### Data excerpts:

┌──

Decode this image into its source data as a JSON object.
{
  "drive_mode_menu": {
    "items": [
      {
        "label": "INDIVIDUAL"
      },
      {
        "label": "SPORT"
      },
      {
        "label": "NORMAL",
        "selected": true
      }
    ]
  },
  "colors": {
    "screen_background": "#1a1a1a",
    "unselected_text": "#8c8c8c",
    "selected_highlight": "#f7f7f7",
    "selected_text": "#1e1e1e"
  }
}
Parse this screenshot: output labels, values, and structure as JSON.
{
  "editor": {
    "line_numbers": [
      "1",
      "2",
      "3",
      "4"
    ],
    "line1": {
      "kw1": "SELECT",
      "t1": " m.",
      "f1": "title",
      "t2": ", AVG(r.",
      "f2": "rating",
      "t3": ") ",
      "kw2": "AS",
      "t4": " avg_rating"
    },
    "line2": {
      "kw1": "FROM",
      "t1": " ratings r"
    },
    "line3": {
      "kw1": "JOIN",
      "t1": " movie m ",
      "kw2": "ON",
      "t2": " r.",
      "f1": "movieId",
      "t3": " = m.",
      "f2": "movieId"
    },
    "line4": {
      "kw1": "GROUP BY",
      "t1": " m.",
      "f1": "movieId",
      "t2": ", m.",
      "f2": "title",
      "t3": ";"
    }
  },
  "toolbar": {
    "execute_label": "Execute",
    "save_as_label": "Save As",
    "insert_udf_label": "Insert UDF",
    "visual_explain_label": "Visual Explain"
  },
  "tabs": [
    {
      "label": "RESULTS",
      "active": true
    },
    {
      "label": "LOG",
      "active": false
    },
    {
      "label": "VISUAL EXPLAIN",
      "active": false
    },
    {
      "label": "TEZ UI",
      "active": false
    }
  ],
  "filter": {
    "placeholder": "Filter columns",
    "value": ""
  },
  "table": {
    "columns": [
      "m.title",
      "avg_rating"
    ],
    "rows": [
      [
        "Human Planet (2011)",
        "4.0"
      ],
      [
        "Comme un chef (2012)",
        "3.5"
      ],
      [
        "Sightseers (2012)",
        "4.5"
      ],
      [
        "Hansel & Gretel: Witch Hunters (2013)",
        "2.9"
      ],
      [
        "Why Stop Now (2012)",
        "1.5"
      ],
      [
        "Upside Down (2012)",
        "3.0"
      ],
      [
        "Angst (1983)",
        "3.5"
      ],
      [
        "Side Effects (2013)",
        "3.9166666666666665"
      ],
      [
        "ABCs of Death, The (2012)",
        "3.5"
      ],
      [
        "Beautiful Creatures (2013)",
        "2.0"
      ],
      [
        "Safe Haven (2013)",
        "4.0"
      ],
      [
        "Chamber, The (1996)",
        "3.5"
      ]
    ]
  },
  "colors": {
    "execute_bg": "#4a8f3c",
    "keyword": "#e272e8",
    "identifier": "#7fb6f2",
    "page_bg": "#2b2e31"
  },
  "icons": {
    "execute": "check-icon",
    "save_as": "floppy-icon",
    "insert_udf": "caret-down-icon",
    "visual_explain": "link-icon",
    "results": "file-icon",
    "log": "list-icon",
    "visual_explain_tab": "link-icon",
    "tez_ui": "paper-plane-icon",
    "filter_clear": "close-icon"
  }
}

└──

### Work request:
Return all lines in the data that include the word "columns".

### Solution to the exercise:
    "placeholder": "Filter columns",
    "columns": [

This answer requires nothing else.